:: WHAT TO PRODUCE ::
Once the lines below holding the string "icon" are counted, give that number alone.

:: DATA FOR ANALYSIS ::

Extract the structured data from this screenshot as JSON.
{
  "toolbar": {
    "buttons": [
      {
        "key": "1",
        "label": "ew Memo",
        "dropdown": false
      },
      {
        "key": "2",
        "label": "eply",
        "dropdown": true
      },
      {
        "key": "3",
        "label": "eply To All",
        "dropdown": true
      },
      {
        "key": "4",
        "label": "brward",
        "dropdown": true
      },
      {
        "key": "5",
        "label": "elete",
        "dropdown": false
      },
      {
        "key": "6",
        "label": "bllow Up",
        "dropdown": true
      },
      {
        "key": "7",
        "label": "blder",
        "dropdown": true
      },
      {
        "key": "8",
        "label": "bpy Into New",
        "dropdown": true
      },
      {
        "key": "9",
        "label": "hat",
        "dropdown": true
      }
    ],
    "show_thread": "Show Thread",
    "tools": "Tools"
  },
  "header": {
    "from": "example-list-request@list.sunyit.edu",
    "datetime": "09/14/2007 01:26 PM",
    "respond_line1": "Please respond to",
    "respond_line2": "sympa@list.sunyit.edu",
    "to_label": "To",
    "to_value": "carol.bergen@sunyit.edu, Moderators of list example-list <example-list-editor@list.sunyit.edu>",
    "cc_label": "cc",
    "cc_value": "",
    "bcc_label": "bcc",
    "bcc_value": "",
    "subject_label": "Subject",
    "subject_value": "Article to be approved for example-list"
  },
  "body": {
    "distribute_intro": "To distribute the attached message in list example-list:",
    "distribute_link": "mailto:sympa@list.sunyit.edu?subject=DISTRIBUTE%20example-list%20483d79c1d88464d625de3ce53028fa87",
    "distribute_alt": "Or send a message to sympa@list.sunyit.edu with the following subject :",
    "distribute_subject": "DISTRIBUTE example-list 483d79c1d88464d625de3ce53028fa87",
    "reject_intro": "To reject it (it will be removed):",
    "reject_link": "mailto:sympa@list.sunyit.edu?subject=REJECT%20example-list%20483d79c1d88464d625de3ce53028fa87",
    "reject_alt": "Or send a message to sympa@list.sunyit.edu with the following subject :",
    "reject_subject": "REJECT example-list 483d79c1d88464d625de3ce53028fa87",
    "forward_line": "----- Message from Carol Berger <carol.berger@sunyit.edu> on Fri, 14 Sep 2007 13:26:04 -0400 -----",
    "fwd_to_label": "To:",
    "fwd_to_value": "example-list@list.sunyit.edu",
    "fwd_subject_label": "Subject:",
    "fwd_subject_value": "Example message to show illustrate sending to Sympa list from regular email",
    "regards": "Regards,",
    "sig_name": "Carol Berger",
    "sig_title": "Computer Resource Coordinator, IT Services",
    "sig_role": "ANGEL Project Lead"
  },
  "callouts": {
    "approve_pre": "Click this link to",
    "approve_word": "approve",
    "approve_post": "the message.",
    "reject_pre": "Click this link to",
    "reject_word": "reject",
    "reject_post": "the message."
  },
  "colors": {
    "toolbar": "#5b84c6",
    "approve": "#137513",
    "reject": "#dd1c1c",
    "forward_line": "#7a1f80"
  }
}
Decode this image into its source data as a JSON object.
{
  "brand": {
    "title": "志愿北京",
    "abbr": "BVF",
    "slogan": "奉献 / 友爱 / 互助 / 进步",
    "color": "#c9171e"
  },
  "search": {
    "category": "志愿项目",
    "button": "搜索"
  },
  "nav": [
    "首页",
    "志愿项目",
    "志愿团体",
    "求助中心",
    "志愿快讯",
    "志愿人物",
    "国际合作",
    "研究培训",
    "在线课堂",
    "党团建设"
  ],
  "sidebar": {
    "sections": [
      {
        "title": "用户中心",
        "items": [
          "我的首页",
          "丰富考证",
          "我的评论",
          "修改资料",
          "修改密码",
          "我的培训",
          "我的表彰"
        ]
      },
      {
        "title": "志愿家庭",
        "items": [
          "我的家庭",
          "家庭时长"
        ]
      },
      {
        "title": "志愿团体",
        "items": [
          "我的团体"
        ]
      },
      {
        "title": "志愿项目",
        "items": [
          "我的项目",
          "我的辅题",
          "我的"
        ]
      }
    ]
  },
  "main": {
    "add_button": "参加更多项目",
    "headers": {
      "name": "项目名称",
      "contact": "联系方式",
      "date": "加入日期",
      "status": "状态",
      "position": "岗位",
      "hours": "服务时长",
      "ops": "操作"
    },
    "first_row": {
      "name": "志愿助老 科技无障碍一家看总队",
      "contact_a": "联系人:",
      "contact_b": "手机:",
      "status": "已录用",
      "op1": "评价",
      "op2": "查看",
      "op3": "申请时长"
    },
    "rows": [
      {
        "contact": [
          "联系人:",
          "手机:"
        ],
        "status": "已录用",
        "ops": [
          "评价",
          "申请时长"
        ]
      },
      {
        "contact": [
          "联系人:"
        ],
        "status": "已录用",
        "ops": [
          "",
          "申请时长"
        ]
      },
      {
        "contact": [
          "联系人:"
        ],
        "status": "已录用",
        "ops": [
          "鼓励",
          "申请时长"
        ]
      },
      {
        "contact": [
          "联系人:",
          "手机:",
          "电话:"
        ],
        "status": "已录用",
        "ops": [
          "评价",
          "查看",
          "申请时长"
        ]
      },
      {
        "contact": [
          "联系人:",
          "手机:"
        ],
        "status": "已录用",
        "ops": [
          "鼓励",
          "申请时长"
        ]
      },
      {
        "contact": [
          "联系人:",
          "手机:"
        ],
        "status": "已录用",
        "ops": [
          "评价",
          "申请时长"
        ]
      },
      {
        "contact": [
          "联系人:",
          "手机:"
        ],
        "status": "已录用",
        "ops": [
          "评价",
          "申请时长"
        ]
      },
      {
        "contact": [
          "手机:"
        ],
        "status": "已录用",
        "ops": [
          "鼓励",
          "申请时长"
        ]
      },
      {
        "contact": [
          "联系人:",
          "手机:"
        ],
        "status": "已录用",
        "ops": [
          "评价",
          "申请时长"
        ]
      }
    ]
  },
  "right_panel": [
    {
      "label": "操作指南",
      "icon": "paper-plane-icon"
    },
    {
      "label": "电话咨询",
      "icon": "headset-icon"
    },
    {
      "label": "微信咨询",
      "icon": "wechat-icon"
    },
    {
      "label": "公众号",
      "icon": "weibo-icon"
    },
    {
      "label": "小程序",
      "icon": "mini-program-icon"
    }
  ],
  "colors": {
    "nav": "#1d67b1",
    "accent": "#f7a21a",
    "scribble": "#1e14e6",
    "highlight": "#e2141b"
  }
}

:: EXERCISE SOLUTION ::
5